**Problem:** Number of lines below with the word "Mesh": state it and write nothing more.

**Source information:**
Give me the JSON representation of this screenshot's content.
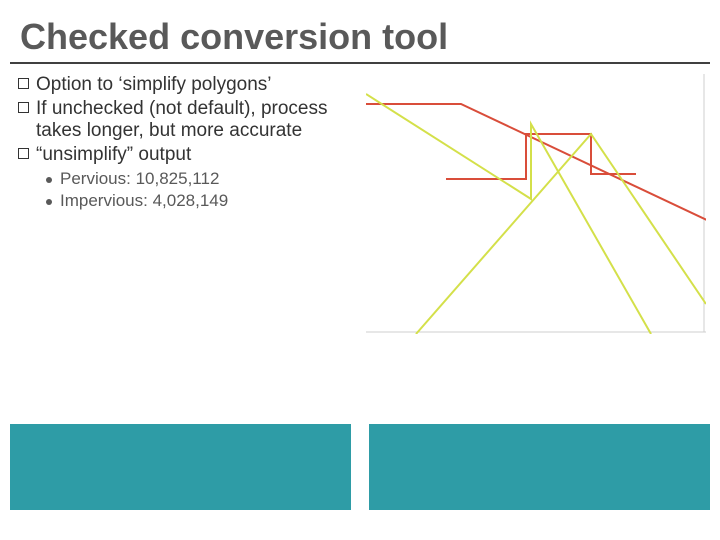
{
  "title": "Checked conversion tool",
  "bullets": [
    "Option to ‘simplify polygons’",
    "If unchecked (not default), process takes longer, but more accurate",
    "“unsimplify” output"
  ],
  "sub_bullets": [
    "Pervious: 10,825,112",
    "Impervious: 4,028,149"
  ],
  "figure": {
    "lines": {
      "red_color": "#d94d3a",
      "yellow_color": "#d4e04a"
    }
  }
}
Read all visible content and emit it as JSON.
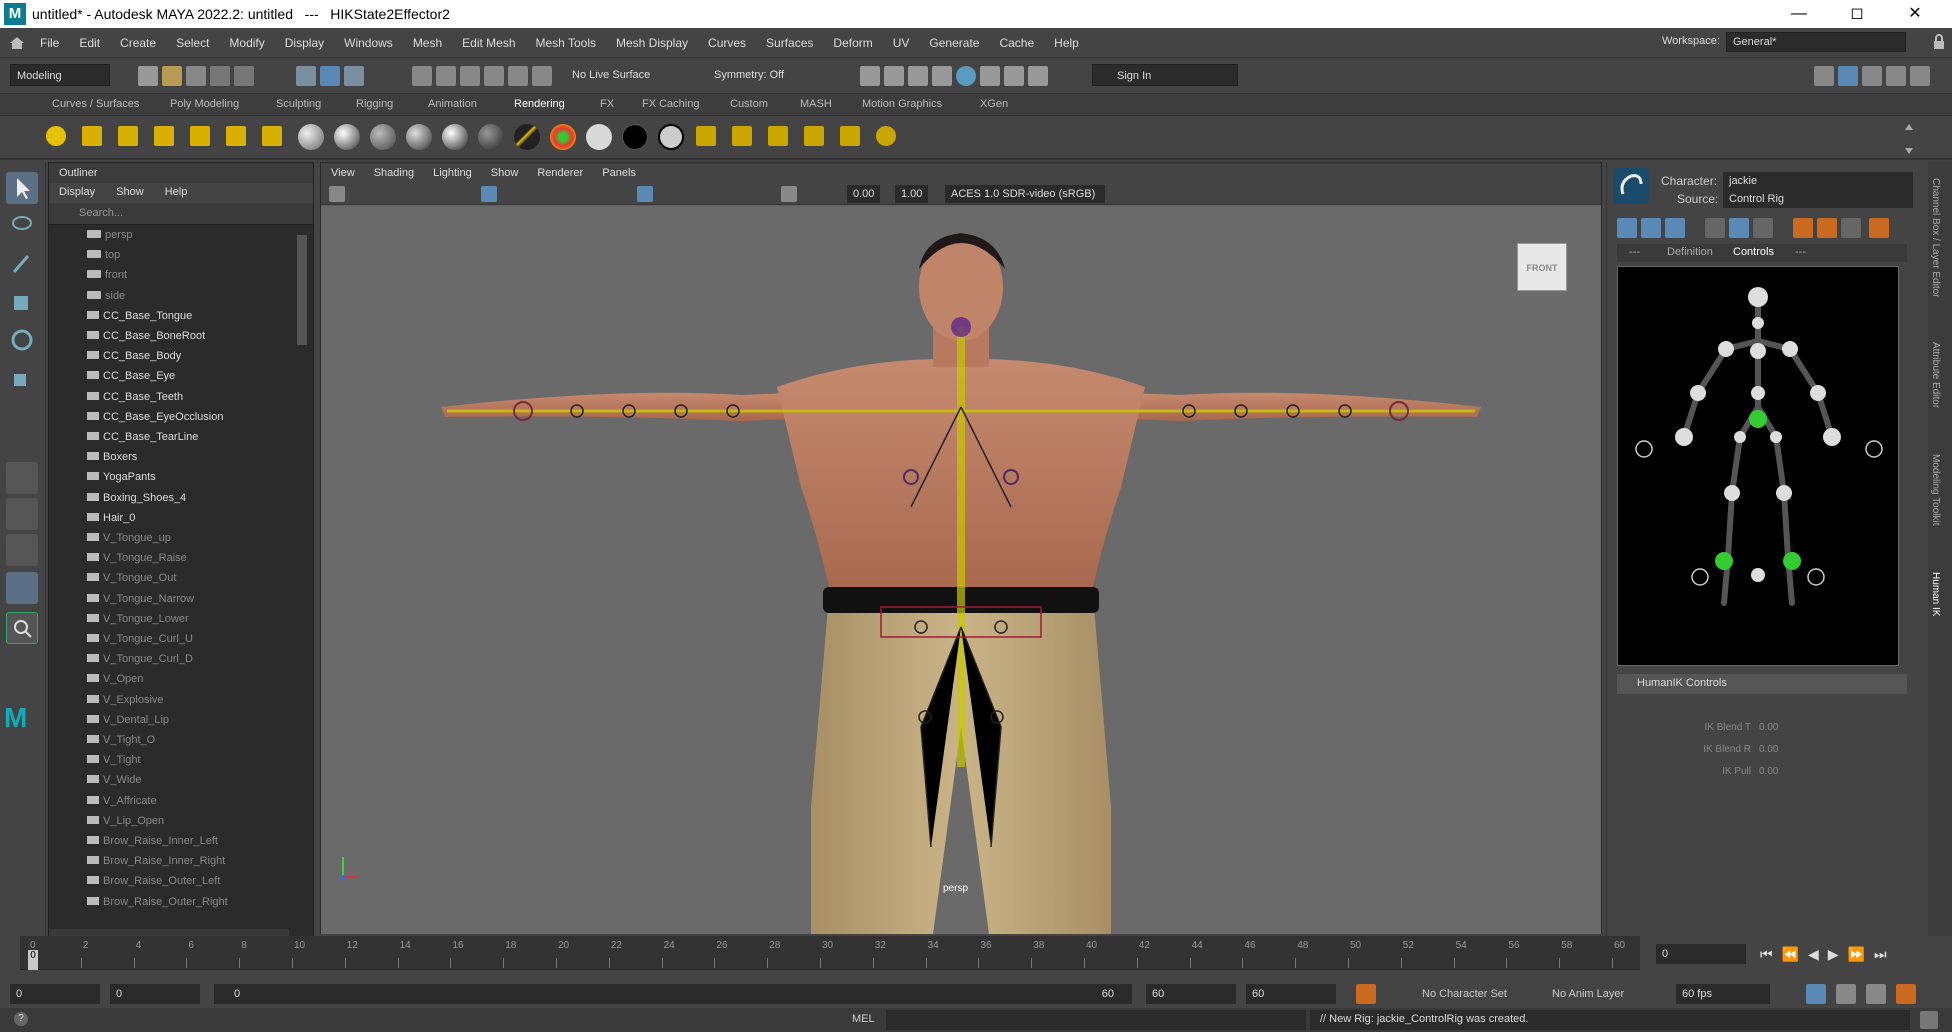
{
  "window": {
    "title": "untitled* - Autodesk MAYA 2022.2: untitled   ---   HIKState2Effector2",
    "app_icon": "M"
  },
  "menubar": {
    "items": [
      "File",
      "Edit",
      "Create",
      "Select",
      "Modify",
      "Display",
      "Windows",
      "Mesh",
      "Edit Mesh",
      "Mesh Tools",
      "Mesh Display",
      "Curves",
      "Surfaces",
      "Deform",
      "UV",
      "Generate",
      "Cache",
      "Help"
    ],
    "workspace_label": "Workspace:",
    "workspace_value": "General*"
  },
  "toolbar": {
    "mode": "Modeling",
    "live_surface": "No Live Surface",
    "symmetry": "Symmetry: Off",
    "sign_in": "Sign In"
  },
  "shelf_tabs": [
    "Curves / Surfaces",
    "Poly Modeling",
    "Sculpting",
    "Rigging",
    "Animation",
    "Rendering",
    "FX",
    "FX Caching",
    "Custom",
    "MASH",
    "Motion Graphics",
    "XGen"
  ],
  "shelf_active": "Rendering",
  "outliner": {
    "title": "Outliner",
    "menu": [
      "Display",
      "Show",
      "Help"
    ],
    "search_placeholder": "Search...",
    "items": [
      "persp",
      "top",
      "front",
      "side",
      "CC_Base_Tongue",
      "CC_Base_BoneRoot",
      "CC_Base_Body",
      "CC_Base_Eye",
      "CC_Base_Teeth",
      "CC_Base_EyeOcclusion",
      "CC_Base_TearLine",
      "Boxers",
      "YogaPants",
      "Boxing_Shoes_4",
      "Hair_0",
      "V_Tongue_up",
      "V_Tongue_Raise",
      "V_Tongue_Out",
      "V_Tongue_Narrow",
      "V_Tongue_Lower",
      "V_Tongue_Curl_U",
      "V_Tongue_Curl_D",
      "V_Open",
      "V_Explosive",
      "V_Dental_Lip",
      "V_Tight_O",
      "V_Tight",
      "V_Wide",
      "V_Affricate",
      "V_Lip_Open",
      "Brow_Raise_Inner_Left",
      "Brow_Raise_Inner_Right",
      "Brow_Raise_Outer_Left",
      "Brow_Raise_Outer_Right"
    ]
  },
  "viewport": {
    "menu": [
      "View",
      "Shading",
      "Lighting",
      "Show",
      "Renderer",
      "Panels"
    ],
    "value_a": "0.00",
    "value_b": "1.00",
    "colorspace": "ACES 1.0 SDR-video (sRGB)",
    "cube_label": "FRONT",
    "camera_label": "persp"
  },
  "hik": {
    "character_label": "Character:",
    "character_value": "jackie",
    "source_label": "Source:",
    "source_value": "Control Rig",
    "tabs": [
      "---",
      "Definition",
      "Controls",
      "---"
    ],
    "active_tab": "Controls",
    "section": "HumanIK Controls",
    "sliders": [
      {
        "label": "IK Blend T",
        "value": "0.00"
      },
      {
        "label": "IK Blend R",
        "value": "0.00"
      },
      {
        "label": "IK Pull",
        "value": "0.00"
      }
    ]
  },
  "right_tabs": [
    "Channel Box / Layer Editor",
    "Attribute Editor",
    "Modeling Toolkit",
    "Human IK"
  ],
  "timeline": {
    "ticks": [
      "0",
      "2",
      "4",
      "6",
      "8",
      "10",
      "12",
      "14",
      "16",
      "18",
      "20",
      "22",
      "24",
      "26",
      "28",
      "30",
      "32",
      "34",
      "36",
      "38",
      "40",
      "42",
      "44",
      "46",
      "48",
      "50",
      "52",
      "54",
      "56",
      "58",
      "60"
    ],
    "current_frame": "0",
    "frame_field": "0"
  },
  "range": {
    "start": "0",
    "anim_start": "0",
    "range_start": "0",
    "range_end": "60",
    "anim_end": "60",
    "end": "60",
    "character_set": "No Character Set",
    "anim_layer": "No Anim Layer",
    "fps": "60 fps"
  },
  "status": {
    "lang": "MEL",
    "message": "// New Rig: jackie_ControlRig was created."
  }
}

**Answer section:** 4